You can’t crawl into a person’s mind and heart and know for sure what a person’s motivations are. You have to ask them to find out and trust that they are telling you the truth. Keep in mind that they may tell you the truth in private or in an anonymous survey, but they are less likely to in front of their minister — or wife/husband/mother/father.

Why should the range of motivations be any different for Satanists? Why shouldn’t their honesty vary with circumstances? And what makes you think you can tell what they really believe without asking them?

I was talking about this last weekend with friends. One person had asked members of her family, who were cult, and asked more than once. She told us that she got different answers at different times. They were multiple, of course, and different alters had different opinions. Not surprising, since survivors who are healing often have alters with different religious beliefs — an atheist, a Catholic, a Buddhist, a Satanist, a new-age tree-hugging white witch — and believe with different degrees of intensity.

Now comes another question — does it really matter? Regardless of what a perpetrator’s motivations are, the children will believe what they are told and will take it in on a very deep level. They will be taught, in gruesome ways, to reject and distrust all other religions, making it extremely difficult to reclaim their spirituality as adults. They will believe they are evil to the core, worthy only to be used, thrown away, hurt, and hated. It doesn’t matter if their perpetrators are pious or just putting on a show to terrify the children — the children will indeed be terrified.

Let’s move on to more pressing issues. There are survivors to support in their healing, young therapists to train to help the next generation. There are politicians and law makers and ministers to convince that ritual abuse needs their attention, now. There are child porn rings to bust, international child trafficking rings to stop. We have enough to keep us busy for a very long time.


PS I forgot to say that there are some Satanists who do not do illegal things.

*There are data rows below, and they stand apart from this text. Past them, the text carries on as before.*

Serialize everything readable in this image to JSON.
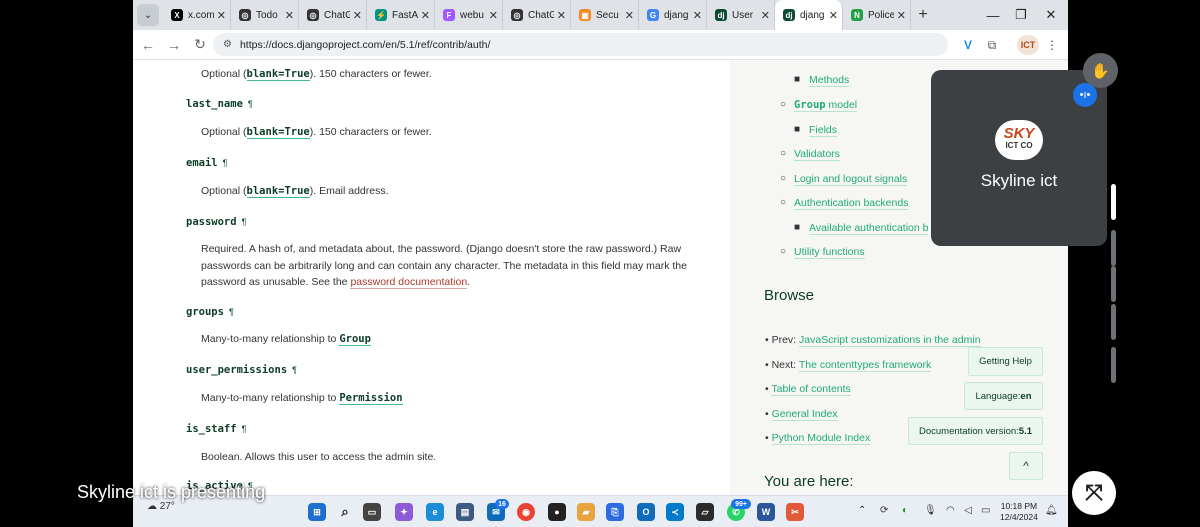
{
  "browser": {
    "tabs": [
      {
        "label": "x.com",
        "fav": "X",
        "color": "#000000"
      },
      {
        "label": "Todo",
        "fav": "◎",
        "color": "#333333"
      },
      {
        "label": "ChatG",
        "fav": "◎",
        "color": "#333333"
      },
      {
        "label": "FastA",
        "fav": "⚡",
        "color": "#009485"
      },
      {
        "label": "webu",
        "fav": "F",
        "color": "#a259ff"
      },
      {
        "label": "ChatG",
        "fav": "◎",
        "color": "#333333"
      },
      {
        "label": "Secu",
        "fav": "▣",
        "color": "#f08a24"
      },
      {
        "label": "djang",
        "fav": "G",
        "color": "#4285f4"
      },
      {
        "label": "User",
        "fav": "dj",
        "color": "#0c4b33"
      },
      {
        "label": "djang",
        "fav": "dj",
        "color": "#0c4b33"
      },
      {
        "label": "Police",
        "fav": "N",
        "color": "#24a148"
      }
    ],
    "active_tab_index": 9,
    "url": "https://docs.djangoproject.com/en/5.1/ref/contrib/auth/"
  },
  "doc": {
    "first_desc_pre": "Optional (",
    "first_desc_code": "blank=True",
    "first_desc_post": "). 150 characters or fewer.",
    "last_name": {
      "name": "last_name",
      "pre": "Optional (",
      "code": "blank=True",
      "post": "). 150 characters or fewer."
    },
    "email": {
      "name": "email",
      "pre": "Optional (",
      "code": "blank=True",
      "post": "). Email address."
    },
    "password": {
      "name": "password",
      "text": "Required. A hash of, and metadata about, the password. (Django doesn't store the raw password.) Raw passwords can be arbitrarily long and can contain any character. The metadata in this field may mark the password as unusable. See the ",
      "link": "password documentation",
      "post": "."
    },
    "groups": {
      "name": "groups",
      "pre": "Many-to-many relationship to ",
      "code": "Group"
    },
    "user_permissions": {
      "name": "user_permissions",
      "pre": "Many-to-many relationship to ",
      "code": "Permission"
    },
    "is_staff": {
      "name": "is_staff",
      "text": "Boolean. Allows this user to access the admin site."
    },
    "is_active": {
      "name": "is_active"
    },
    "pilcrow": "¶"
  },
  "sidebar": {
    "toc": {
      "methods": "Methods",
      "group_model_code": "Group",
      "group_model_text": " model",
      "fields": "Fields",
      "validators": "Validators",
      "login_logout": "Login and logout signals",
      "auth_backends": "Authentication backends",
      "available_backends": "Available authentication b",
      "utility": "Utility functions"
    },
    "browse_title": "Browse",
    "browse": {
      "prev_label": "Prev: ",
      "prev_link": "JavaScript customizations in the admin",
      "next_label": "Next: ",
      "next_link": "The contenttypes framework",
      "toc": "Table of contents",
      "general_index": "General Index",
      "module_index": "Python Module Index"
    },
    "you_are_here": "You are here:",
    "buttons": {
      "getting_help": "Getting Help",
      "language_label": "Language: ",
      "language_value": "en",
      "version_label": "Documentation version: ",
      "version_value": "5.1",
      "back_to_top": "^"
    }
  },
  "taskbar": {
    "weather": "27°",
    "badge_mail": "16",
    "badge_whatsapp": "99+",
    "clock_time": "10:18 PM",
    "clock_date": "12/4/2024"
  },
  "meet": {
    "presenter_name": "Skyline ict",
    "avatar_text": "SKY",
    "avatar_sub": "ICT CO",
    "presenting_text": "Skyline ict is presenting"
  }
}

They are, in a sense, individualists, paying close attention to their own wishes and desires. I have no quarrel with them because they do not hurt others. For about a year I corresponded with such a Satanist — he was a vegetarian because he did not want to hurt animals and was outraged to hear what had been done to me in the name of his religion. He was a nice person and interesting to get to know — we were closer morally and philosophically than one could have imagined.

Dangerous Groups

I have been posting on the 5th, 15th, and 25th of each month. I got behind and so am switching to the 10th, 20th, and 30th of the month.

Since we are prone to revictimization, it’s a good idea to have ways to red-flag dangerous people and groups.

A helpful tool is Isaac Bonewits’ form evaluating the danger level of a given group. He spent thirty years collecting feedback and revising and refining it. The final version, The Advanced Bonewits’ Cult Danger Evaluation Frame, is found at (Don’t be put off by; the evaluation form has nothing to do with any religion.) Although the form was designed to evaluate groups, it could easily be applied to individuals and families.

Bonewits totally ignores the ideology of the group, its size, whether or not it is mainstream, and its official pronouncements. Instead, he calls for an examination of the group’s behavior. There are eighteen factors to be considered, including amount of violence, hypocrisy, paranoia, and control over thoughts and behavior. Each is rated on a scale of one to ten. The higher the group’s score, the more dangerous it probably is.

There are links to Dutch, German, French, Italian, Polish, and Portuguese translations on the webpage.

No matter how deeply buried, we all have a small inner voice that says “Watch out!” and we should listen carefully to it. Bonewits’ evaluation form can validate and strengthen that wise little voice. Use it often and spread the word to others.